_Exercise details_
Reading the data below, count the lines that carry the string "true". Give nothing but the count.

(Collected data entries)
Start of Block
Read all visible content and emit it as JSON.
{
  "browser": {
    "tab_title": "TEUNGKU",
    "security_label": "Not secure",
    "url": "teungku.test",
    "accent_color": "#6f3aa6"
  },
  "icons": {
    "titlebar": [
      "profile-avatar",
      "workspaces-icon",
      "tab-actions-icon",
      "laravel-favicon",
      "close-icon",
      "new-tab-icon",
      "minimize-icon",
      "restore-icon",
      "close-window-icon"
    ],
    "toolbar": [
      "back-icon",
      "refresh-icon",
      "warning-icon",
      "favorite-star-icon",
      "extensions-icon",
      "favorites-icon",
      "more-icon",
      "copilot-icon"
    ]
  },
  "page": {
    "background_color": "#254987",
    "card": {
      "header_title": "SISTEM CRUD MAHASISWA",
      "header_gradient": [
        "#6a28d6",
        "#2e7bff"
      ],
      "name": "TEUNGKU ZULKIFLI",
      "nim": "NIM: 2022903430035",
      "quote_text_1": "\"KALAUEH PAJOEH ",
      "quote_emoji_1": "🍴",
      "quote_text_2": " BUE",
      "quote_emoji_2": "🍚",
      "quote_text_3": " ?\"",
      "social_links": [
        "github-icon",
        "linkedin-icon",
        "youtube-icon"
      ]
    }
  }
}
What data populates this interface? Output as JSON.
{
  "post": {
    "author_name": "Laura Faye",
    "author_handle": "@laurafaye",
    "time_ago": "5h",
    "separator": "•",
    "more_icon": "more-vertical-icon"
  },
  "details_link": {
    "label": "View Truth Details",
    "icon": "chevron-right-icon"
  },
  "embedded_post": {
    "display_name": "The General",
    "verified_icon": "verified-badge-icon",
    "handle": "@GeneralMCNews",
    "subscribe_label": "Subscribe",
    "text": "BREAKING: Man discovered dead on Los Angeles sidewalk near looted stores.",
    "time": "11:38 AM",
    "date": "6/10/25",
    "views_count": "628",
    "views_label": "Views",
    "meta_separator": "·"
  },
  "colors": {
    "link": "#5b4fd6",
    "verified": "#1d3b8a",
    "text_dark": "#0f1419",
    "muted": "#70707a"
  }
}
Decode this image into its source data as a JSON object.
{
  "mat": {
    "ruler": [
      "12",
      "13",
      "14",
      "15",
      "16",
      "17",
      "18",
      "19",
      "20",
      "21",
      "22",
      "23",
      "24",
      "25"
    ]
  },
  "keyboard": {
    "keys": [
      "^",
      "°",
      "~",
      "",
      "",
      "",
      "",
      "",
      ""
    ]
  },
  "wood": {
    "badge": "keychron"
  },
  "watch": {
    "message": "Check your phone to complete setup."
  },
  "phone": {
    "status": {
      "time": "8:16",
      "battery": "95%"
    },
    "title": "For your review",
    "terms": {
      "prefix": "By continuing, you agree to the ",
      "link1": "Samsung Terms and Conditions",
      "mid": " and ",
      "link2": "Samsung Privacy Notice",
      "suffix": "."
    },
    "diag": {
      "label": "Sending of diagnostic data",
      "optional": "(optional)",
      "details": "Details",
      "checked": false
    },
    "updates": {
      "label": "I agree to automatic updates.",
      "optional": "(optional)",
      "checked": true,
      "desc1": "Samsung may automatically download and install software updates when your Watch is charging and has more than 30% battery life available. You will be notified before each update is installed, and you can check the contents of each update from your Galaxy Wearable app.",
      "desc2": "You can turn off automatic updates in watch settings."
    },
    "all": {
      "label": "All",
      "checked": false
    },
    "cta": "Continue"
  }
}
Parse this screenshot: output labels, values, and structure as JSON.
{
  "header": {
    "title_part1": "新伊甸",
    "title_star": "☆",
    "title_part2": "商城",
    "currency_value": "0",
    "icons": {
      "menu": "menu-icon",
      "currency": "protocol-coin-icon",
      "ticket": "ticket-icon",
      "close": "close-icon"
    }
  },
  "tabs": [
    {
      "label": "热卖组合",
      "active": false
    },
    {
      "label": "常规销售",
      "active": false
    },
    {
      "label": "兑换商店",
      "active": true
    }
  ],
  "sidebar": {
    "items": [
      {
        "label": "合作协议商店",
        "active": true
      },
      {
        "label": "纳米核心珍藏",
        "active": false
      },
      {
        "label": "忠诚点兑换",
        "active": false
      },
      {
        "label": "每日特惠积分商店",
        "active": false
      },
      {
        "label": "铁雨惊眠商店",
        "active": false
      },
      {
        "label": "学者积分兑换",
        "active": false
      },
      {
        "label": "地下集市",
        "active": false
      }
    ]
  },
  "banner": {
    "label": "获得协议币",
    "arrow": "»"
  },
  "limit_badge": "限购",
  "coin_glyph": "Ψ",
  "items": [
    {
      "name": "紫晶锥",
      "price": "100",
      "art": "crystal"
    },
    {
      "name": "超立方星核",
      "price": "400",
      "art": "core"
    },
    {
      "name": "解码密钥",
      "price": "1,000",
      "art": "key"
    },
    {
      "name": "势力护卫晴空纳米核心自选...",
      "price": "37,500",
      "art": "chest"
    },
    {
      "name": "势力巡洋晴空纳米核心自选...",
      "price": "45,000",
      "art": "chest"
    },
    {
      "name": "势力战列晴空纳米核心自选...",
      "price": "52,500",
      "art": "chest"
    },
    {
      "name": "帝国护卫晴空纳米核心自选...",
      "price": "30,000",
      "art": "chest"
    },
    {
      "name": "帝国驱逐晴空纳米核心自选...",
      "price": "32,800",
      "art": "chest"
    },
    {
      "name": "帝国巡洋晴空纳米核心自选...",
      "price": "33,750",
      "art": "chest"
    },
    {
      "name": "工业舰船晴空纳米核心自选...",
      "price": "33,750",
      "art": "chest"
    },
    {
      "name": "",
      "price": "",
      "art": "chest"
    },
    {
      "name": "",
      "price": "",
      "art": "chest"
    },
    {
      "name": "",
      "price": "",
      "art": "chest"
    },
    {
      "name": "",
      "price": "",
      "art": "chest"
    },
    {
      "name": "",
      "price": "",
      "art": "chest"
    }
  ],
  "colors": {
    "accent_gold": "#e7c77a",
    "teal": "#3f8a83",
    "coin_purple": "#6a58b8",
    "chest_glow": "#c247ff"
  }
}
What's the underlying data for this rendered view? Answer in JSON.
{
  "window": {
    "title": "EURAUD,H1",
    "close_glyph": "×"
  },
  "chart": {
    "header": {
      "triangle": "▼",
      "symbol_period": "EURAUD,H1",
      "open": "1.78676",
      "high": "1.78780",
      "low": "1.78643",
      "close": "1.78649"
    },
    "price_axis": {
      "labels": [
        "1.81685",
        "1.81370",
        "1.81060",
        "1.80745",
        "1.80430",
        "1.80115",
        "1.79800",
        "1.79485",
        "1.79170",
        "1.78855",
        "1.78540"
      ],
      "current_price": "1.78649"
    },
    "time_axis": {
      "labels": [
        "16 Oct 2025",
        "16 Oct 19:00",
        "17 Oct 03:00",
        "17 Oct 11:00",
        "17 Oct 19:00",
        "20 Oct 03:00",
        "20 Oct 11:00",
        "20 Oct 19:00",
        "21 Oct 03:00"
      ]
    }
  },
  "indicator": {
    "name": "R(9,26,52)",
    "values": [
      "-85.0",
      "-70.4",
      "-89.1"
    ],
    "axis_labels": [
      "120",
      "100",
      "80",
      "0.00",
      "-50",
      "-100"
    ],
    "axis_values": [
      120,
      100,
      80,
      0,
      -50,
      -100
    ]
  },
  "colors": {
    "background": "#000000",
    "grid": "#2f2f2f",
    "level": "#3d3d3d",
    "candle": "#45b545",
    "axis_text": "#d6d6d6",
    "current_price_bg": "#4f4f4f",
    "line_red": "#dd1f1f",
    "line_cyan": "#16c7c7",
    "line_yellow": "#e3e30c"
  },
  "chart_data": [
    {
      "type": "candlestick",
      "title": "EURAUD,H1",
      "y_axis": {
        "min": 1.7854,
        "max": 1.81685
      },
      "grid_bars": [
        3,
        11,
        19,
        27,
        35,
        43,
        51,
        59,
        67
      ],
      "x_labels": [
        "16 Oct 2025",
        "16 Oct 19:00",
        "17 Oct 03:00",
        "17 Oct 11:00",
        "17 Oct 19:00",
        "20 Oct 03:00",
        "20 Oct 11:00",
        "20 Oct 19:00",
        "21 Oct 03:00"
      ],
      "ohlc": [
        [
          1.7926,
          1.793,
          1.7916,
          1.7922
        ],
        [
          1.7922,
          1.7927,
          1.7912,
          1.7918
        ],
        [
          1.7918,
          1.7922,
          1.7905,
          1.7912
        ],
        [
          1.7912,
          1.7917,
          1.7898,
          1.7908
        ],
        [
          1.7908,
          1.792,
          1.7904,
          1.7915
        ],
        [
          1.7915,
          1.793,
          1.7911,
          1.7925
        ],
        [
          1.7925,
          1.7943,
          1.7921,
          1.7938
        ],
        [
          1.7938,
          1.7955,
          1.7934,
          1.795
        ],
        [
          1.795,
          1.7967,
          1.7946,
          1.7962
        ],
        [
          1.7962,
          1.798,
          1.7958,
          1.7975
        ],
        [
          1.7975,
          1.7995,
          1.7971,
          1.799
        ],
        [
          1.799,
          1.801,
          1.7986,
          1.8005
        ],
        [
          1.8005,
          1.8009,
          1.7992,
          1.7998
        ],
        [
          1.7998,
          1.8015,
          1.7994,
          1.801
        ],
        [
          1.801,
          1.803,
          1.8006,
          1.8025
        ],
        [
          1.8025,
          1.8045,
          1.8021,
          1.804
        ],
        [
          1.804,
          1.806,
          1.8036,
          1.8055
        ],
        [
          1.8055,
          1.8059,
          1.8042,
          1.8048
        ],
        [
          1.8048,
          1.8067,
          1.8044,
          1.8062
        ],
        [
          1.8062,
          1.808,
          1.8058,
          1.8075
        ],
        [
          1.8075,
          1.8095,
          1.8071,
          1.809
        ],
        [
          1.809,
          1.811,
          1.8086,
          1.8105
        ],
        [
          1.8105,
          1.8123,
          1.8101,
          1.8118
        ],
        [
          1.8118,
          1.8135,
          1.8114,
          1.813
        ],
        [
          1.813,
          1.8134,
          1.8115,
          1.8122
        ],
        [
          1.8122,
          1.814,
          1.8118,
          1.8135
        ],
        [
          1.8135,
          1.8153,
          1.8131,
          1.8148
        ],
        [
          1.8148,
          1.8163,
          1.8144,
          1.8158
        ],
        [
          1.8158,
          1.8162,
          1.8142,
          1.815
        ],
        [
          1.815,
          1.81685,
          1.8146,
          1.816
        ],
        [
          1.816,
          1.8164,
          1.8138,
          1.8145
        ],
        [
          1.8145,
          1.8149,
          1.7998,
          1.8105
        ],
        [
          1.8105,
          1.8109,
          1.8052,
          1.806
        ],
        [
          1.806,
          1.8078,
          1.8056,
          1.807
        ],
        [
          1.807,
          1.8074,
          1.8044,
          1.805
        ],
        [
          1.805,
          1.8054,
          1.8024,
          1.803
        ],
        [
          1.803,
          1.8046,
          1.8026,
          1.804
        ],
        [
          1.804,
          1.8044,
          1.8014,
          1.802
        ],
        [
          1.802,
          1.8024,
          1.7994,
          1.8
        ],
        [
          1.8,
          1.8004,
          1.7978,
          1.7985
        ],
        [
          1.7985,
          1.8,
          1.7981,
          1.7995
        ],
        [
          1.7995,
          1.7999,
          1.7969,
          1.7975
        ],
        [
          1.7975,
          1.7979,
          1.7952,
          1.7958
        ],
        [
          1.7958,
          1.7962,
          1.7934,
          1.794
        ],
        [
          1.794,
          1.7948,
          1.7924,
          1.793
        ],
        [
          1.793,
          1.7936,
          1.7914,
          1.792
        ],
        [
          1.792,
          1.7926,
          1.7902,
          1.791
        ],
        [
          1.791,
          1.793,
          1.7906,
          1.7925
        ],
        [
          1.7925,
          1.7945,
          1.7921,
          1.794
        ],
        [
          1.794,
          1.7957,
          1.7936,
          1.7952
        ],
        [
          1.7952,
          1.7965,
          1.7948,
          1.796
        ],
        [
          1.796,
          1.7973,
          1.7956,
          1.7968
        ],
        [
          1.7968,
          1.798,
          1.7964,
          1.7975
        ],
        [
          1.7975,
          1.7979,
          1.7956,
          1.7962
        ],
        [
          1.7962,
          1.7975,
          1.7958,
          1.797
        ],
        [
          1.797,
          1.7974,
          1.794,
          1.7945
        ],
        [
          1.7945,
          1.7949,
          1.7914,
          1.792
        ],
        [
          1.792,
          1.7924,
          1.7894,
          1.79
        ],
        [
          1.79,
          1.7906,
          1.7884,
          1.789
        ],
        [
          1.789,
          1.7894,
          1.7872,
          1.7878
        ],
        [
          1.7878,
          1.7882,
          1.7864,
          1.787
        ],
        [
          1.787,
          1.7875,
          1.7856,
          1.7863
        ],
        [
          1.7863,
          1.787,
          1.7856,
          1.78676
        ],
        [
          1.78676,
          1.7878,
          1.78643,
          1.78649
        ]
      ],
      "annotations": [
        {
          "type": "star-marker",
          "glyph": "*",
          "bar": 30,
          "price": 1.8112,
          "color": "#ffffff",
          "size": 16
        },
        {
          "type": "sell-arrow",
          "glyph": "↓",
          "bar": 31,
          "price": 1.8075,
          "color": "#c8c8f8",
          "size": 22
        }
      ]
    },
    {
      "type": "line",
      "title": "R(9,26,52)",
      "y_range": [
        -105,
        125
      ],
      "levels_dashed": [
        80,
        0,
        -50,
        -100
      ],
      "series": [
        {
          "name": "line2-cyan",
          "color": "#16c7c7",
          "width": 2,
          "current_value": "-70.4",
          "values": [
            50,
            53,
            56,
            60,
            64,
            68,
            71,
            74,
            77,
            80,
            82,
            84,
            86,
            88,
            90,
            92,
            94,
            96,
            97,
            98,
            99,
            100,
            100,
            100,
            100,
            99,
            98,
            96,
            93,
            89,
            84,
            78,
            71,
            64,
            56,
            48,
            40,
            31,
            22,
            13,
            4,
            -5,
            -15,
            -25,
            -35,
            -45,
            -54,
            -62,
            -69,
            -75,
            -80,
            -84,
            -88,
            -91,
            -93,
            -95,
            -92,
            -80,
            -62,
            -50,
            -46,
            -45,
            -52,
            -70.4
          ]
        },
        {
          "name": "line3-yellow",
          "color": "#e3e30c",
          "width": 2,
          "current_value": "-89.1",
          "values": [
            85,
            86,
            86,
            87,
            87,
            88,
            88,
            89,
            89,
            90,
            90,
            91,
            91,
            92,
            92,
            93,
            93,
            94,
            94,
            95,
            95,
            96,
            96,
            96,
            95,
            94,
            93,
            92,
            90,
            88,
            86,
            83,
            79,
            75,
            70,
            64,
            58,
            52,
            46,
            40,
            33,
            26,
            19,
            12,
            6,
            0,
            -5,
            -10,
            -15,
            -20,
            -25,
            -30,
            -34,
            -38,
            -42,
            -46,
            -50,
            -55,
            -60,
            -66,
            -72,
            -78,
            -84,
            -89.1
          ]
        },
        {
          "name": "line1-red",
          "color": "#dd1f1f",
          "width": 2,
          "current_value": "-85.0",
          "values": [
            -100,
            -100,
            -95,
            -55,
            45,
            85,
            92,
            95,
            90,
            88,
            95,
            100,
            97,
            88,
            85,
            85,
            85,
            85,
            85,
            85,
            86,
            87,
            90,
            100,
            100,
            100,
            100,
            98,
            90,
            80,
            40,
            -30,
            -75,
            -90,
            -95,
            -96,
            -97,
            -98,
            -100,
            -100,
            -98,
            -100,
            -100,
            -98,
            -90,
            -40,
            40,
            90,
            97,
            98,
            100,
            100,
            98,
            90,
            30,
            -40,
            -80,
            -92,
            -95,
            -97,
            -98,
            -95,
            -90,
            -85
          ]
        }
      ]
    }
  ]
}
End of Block
_Response below_
3